I would like the records restated word for word, without the pictures.
*** LISTED RECORDS Section Begins ***
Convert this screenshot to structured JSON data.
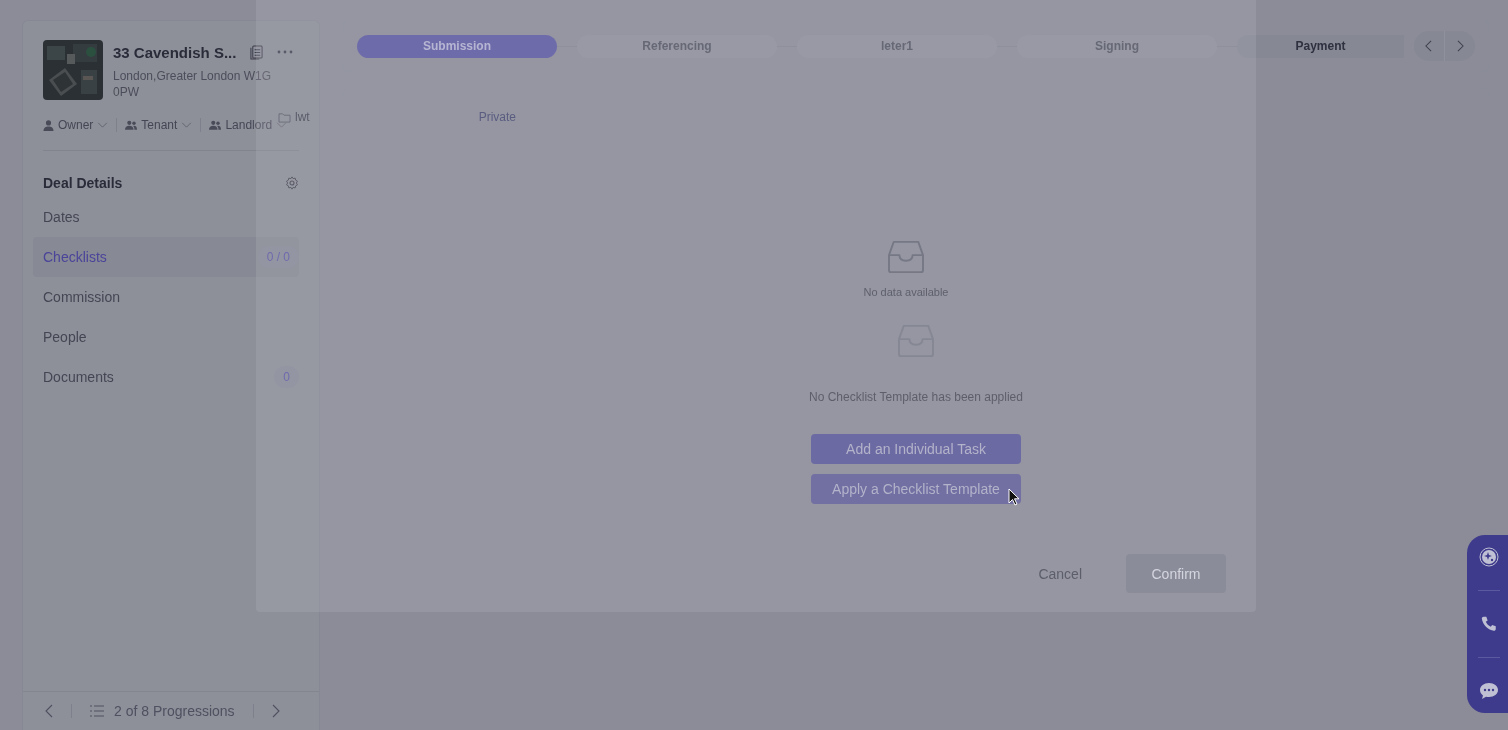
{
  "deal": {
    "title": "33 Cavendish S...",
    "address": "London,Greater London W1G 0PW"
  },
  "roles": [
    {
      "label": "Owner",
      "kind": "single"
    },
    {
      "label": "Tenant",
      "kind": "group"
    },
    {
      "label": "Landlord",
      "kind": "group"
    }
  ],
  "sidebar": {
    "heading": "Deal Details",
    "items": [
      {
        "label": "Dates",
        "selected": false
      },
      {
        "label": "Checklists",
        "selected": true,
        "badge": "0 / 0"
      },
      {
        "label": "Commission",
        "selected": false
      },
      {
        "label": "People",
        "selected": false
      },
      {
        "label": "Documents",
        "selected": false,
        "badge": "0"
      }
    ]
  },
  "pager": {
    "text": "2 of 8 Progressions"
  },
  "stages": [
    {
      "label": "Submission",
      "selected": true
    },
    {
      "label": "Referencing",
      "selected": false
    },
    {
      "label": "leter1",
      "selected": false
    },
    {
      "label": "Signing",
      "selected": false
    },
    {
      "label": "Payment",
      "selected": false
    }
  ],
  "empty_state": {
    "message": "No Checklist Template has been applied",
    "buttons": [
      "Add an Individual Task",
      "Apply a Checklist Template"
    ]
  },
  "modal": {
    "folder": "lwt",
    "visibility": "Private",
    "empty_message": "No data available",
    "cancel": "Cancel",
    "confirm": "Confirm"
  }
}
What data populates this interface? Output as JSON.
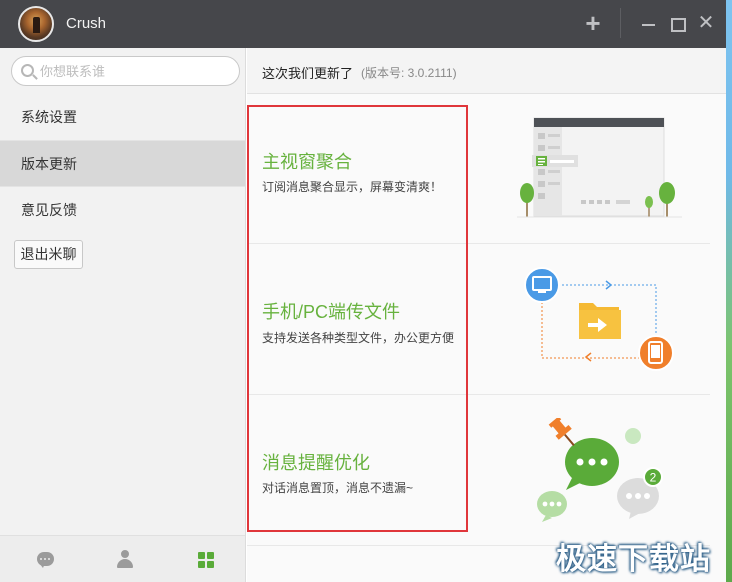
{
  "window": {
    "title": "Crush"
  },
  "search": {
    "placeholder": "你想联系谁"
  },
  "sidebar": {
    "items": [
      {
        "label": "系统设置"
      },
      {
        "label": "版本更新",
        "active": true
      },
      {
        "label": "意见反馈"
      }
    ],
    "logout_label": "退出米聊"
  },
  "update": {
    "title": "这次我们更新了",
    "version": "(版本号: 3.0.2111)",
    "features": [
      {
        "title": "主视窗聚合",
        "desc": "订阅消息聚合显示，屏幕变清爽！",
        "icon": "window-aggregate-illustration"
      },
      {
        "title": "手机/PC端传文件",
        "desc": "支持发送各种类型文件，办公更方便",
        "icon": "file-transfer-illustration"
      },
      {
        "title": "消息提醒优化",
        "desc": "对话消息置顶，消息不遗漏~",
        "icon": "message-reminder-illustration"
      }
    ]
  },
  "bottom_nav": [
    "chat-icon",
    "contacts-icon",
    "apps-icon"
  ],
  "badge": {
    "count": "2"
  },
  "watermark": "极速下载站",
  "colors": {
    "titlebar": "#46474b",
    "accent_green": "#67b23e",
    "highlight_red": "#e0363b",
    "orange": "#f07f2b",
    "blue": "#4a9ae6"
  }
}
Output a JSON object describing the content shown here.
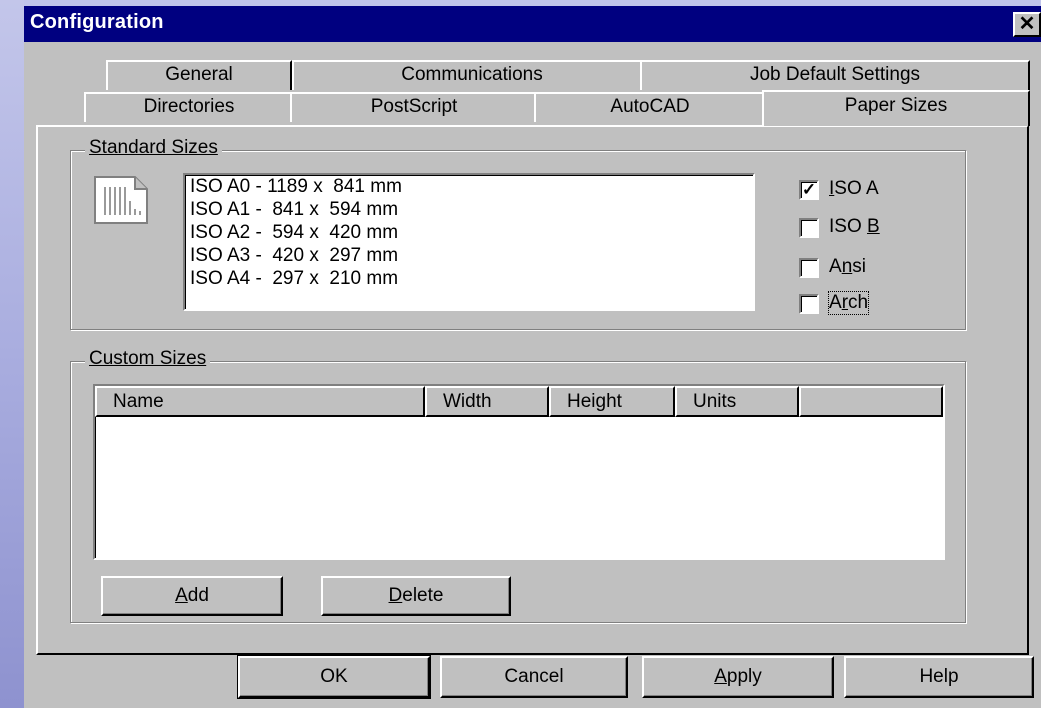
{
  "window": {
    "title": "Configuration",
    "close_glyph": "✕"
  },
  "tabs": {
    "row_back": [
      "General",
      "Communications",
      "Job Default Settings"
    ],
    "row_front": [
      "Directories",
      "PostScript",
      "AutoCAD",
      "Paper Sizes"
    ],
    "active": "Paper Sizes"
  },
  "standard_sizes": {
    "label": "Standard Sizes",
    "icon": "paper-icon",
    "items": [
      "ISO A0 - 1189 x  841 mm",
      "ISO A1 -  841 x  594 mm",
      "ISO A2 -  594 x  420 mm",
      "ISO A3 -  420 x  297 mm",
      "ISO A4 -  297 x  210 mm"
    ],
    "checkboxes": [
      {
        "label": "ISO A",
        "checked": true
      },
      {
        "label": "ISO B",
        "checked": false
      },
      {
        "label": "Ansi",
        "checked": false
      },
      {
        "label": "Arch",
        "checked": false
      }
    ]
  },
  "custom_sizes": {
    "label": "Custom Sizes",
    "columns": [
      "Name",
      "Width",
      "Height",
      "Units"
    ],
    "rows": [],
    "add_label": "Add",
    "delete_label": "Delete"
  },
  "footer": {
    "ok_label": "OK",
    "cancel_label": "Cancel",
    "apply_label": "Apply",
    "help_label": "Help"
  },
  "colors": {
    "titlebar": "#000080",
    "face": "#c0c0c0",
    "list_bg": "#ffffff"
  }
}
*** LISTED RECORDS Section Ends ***
== OUTPUT FOR THIS TASK ==
Convert this screenshot to structured JSON data.
{
  "deal": {
    "title": "33 Cavendish S...",
    "address": "London,Greater London W1G 0PW"
  },
  "roles": [
    {
      "label": "Owner",
      "kind": "single"
    },
    {
      "label": "Tenant",
      "kind": "group"
    },
    {
      "label": "Landlord",
      "kind": "group"
    }
  ],
  "sidebar": {
    "heading": "Deal Details",
    "items": [
      {
        "label": "Dates",
        "selected": false
      },
      {
        "label": "Checklists",
        "selected": true,
        "badge": "0 / 0"
      },
      {
        "label": "Commission",
        "selected": false
      },
      {
        "label": "People",
        "selected": false
      },
      {
        "label": "Documents",
        "selected": false,
        "badge": "0"
      }
    ]
  },
  "pager": {
    "text": "2 of 8 Progressions"
  },
  "stages": [
    {
      "label": "Submission",
      "selected": true
    },
    {
      "label": "Referencing",
      "selected": false
    },
    {
      "label": "leter1",
      "selected": false
    },
    {
      "label": "Signing",
      "selected": false
    },
    {
      "label": "Payment",
      "selected": false
    }
  ],
  "empty_state": {
    "message": "No Checklist Template has been applied",
    "buttons": [
      "Add an Individual Task",
      "Apply a Checklist Template"
    ]
  },
  "modal": {
    "folder": "lwt",
    "visibility": "Private",
    "empty_message": "No data available",
    "cancel": "Cancel",
    "confirm": "Confirm"
  }
}
What data populates this interface? Output as JSON.
{
  "window": {
    "title": "Crush"
  },
  "search": {
    "placeholder": "你想联系谁"
  },
  "sidebar": {
    "items": [
      {
        "label": "系统设置"
      },
      {
        "label": "版本更新",
        "active": true
      },
      {
        "label": "意见反馈"
      }
    ],
    "logout_label": "退出米聊"
  },
  "update": {
    "title": "这次我们更新了",
    "version": "(版本号: 3.0.2111)",
    "features": [
      {
        "title": "主视窗聚合",
        "desc": "订阅消息聚合显示，屏幕变清爽！",
        "icon": "window-aggregate-illustration"
      },
      {
        "title": "手机/PC端传文件",
        "desc": "支持发送各种类型文件，办公更方便",
        "icon": "file-transfer-illustration"
      },
      {
        "title": "消息提醒优化",
        "desc": "对话消息置顶，消息不遗漏~",
        "icon": "message-reminder-illustration"
      }
    ]
  },
  "bottom_nav": [
    "chat-icon",
    "contacts-icon",
    "apps-icon"
  ],
  "badge": {
    "count": "2"
  },
  "watermark": "极速下载站",
  "colors": {
    "titlebar": "#46474b",
    "accent_green": "#67b23e",
    "highlight_red": "#e0363b",
    "orange": "#f07f2b",
    "blue": "#4a9ae6"
  }
}
Output a JSON object describing the content shown here.
{
  "window": {
    "title": "Configuration",
    "close_glyph": "✕"
  },
  "tabs": {
    "row_back": [
      "General",
      "Communications",
      "Job Default Settings"
    ],
    "row_front": [
      "Directories",
      "PostScript",
      "AutoCAD",
      "Paper Sizes"
    ],
    "active": "Paper Sizes"
  },
  "standard_sizes": {
    "label": "Standard Sizes",
    "icon": "paper-icon",
    "items": [
      "ISO A0 - 1189 x  841 mm",
      "ISO A1 -  841 x  594 mm",
      "ISO A2 -  594 x  420 mm",
      "ISO A3 -  420 x  297 mm",
      "ISO A4 -  297 x  210 mm"
    ],
    "checkboxes": [
      {
        "label": "ISO A",
        "checked": true
      },
      {
        "label": "ISO B",
        "checked": false
      },
      {
        "label": "Ansi",
        "checked": false
      },
      {
        "label": "Arch",
        "checked": false
      }
    ]
  },
  "custom_sizes": {
    "label": "Custom Sizes",
    "columns": [
      "Name",
      "Width",
      "Height",
      "Units"
    ],
    "rows": [],
    "add_label": "Add",
    "delete_label": "Delete"
  },
  "footer": {
    "ok_label": "OK",
    "cancel_label": "Cancel",
    "apply_label": "Apply",
    "help_label": "Help"
  },
  "colors": {
    "titlebar": "#000080",
    "face": "#c0c0c0",
    "list_bg": "#ffffff"
  }
}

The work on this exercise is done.